They have no trouble understanding our performances because we use the dynamic, living language of speech, not the literary language that exists as written records. We also work to convey raw energy, rather than something embellished. We’re currently performing Chunpungui cheo at Seoul Namsan Gugakdang. In the past, when we performed without microphones, the audience had trouble hearing. Gugak is about the striking of drums and the striking of the heart—this is its power—yet many gugak musicians don’t even think twice about using microphones. This was so strange to me. When gugak musicians perform with our company, we don’t let them use microphones, so there were initially problems with delivery. Over time, they’ve gotten used to not using mics, and the delivery is outstanding. And the audience loves it, because we’re giving them true, raw sound that isn’t obscured by machines.

What outcomes did you see come out of last year’s Performing Arts Market in Seoul(PAMS) and PAMS Choice? Do you have any plans to organize performances abroad through this year’s PAMS?

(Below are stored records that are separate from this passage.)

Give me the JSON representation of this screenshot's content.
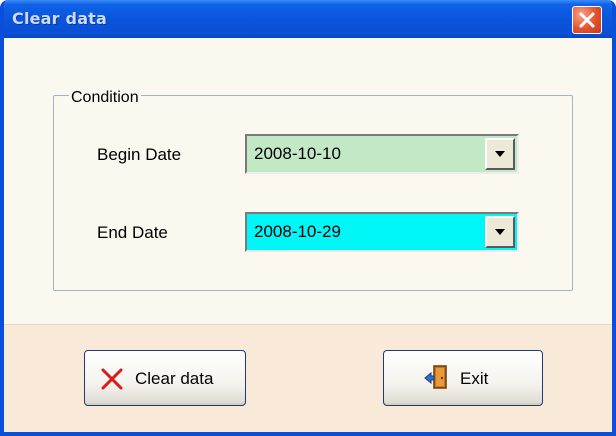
{
  "window": {
    "title": "Clear data"
  },
  "condition": {
    "legend": "Condition",
    "begin_label": "Begin Date",
    "begin_value": "2008-10-10",
    "begin_color": "#c2e8c6",
    "end_label": "End Date",
    "end_value": "2008-10-29",
    "end_color": "#00f7f7"
  },
  "buttons": {
    "clear_label": "Clear data",
    "clear_icon": "x-icon",
    "exit_label": "Exit",
    "exit_icon": "exit-door-icon"
  },
  "colors": {
    "titlebar": "#0a55dc",
    "client": "#fbf8ef",
    "bottom": "#f9e9d8",
    "clear_icon": "#dd1a1a"
  }
}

One production we still haven’t performed abroad is Why Did Shim-Ch’ong Plunge into the Sea Twice?, which was selected at last year’s PAMS Choice. It’s not that organizers aren’t interested, but they’ve been hesitant because of the assumption that the story is for Koreans. This year, I hope we can meet audiences in Paris and Russia, where we have yet to perform. We somehow haven’t had a chance to go to either place, despite performing in lots of others. In any case, I’m determined to do some more active marketing this year and secure some good outcomes.  

ⓒKAMS



Author

Lee Eun-kyung (drama critic)
Lee Eun-kyung (drama critic)
Lee Eunkyoung completed her PhD in literary studies with an emphasis on the works of playwright Kim Woo-jin. She is a lecturer at Myongji University and the Seoul Institute of the Arts. She has served as a member of the Arts Council Korea review board in theater and chair of the Performance and Theory association. She is currently editor-in-chief of the monthly publication The Korean Theatre Review and a member of the judging panel for the E-daily Culture Awards in the theater category.